Given this confusing constellation and the largely voluntary nature of more complex sustainability measures it is no surprise that initiatives such as GRESB and ECORE have set themselves the objective of making widely differing real estate portfolios comparable with one another in the field of sustainability, and thus ultimately also of allowing for a more transparent assessment of the work of the property management.

The legislation per se does not provide for any uniformity

Alongside the different certification systems, other bodies of rules such as the afore-mentioned EU Taxonomy Directive also play a role. But quite apart from the fact that these are two different systems, which in part overlap, there are investors who limit themselves to just some of the respective evaluation criteria.

Yet although each new list of criteria and each revision of existing regulatory requirements leads to further differentiation, they do – surprisingly – also provide important impetus for a long-awaited framework for action.

To a large extent the differing certification systems and initiatives do at least promote a uniform data set, for instance with regard to current consumption or the volume of waste incurred.

Ultimately these lists of criteria and data sets can be utilised in parallel to the GRI (Global Reporting Initiative), the German Sustainability Codex or the Corporate Sustainability Reporting Directive (CSRD), for example, so as to develop a suitable strategy and subsequently implement this in an efficient manner.

But naturally somebody has to perform the groundwork, defining and clarifying the available parameters and their impact.

More individualisation and standardisation

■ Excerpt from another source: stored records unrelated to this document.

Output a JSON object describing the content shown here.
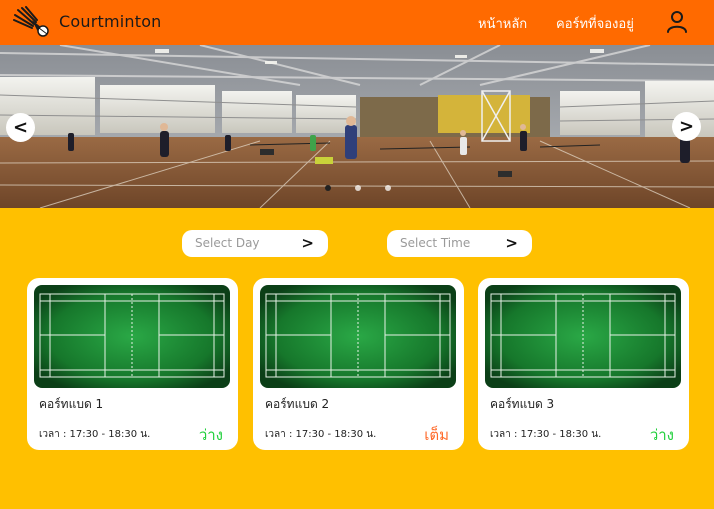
{
  "header": {
    "brand": "Courtminton",
    "nav": {
      "home": "หน้าหลัก",
      "booked": "คอร์ทที่จองอยู่"
    },
    "icons": {
      "logo": "shuttlecock-logo-icon",
      "user": "user-icon"
    }
  },
  "banner": {
    "prev_label": "<",
    "next_label": ">",
    "slide_count": 3,
    "active_slide": 1
  },
  "filters": {
    "day": {
      "placeholder": "Select Day",
      "chevron": ">"
    },
    "time": {
      "placeholder": "Select Time",
      "chevron": ">"
    }
  },
  "courts": [
    {
      "name": "คอร์ทแบด 1",
      "time": "เวลา : 17:30 - 18:30 น.",
      "status": "ว่าง",
      "status_color": "#1fcf3a"
    },
    {
      "name": "คอร์ทแบด 2",
      "time": "เวลา : 17:30 - 18:30 น.",
      "status": "เต็ม",
      "status_color": "#ff6a2a"
    },
    {
      "name": "คอร์ทแบด 3",
      "time": "เวลา : 17:30 - 18:30 น.",
      "status": "ว่าง",
      "status_color": "#1fcf3a"
    }
  ],
  "colors": {
    "header": "#FF6A00",
    "page_background": "#FFC000",
    "court_green": "#1a8a2e"
  }
}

The data, which had previously been available haphazardly and in the best-possible case in Excel tables at property level, have been gathered by property managers in a systematic manner and stored centrally for some years now. Such data sets are becoming more and more extensive, for example with the installation of smart metering systems, but also due to the fact that for many properties a comparison over a timeframe of many years is possible in the meantime.

The practice of bundling the conclusion of framework agreements with operating companies also contributes to standardisation in daily management work.

At the same time such an approach allows for greater flexibility in investor reporting: if the data can be downloaded at the push of a button, it becomes even easier to amend these in line with the widely differing requirements of the individual investors and systems.

In other words the increasing pace of digitalisation and greater transparency in property management are ensuring that the processes are not just documented, but are constantly being optimised. As a consequence, best cases at property level can be profitably applied to the entire portfolio.

In this manner the property management is moving towards establishing standards and shaping the framework for action for the entire industry.

André Vollbach, Managing Director, HIH Property Management GmbH, Hamburg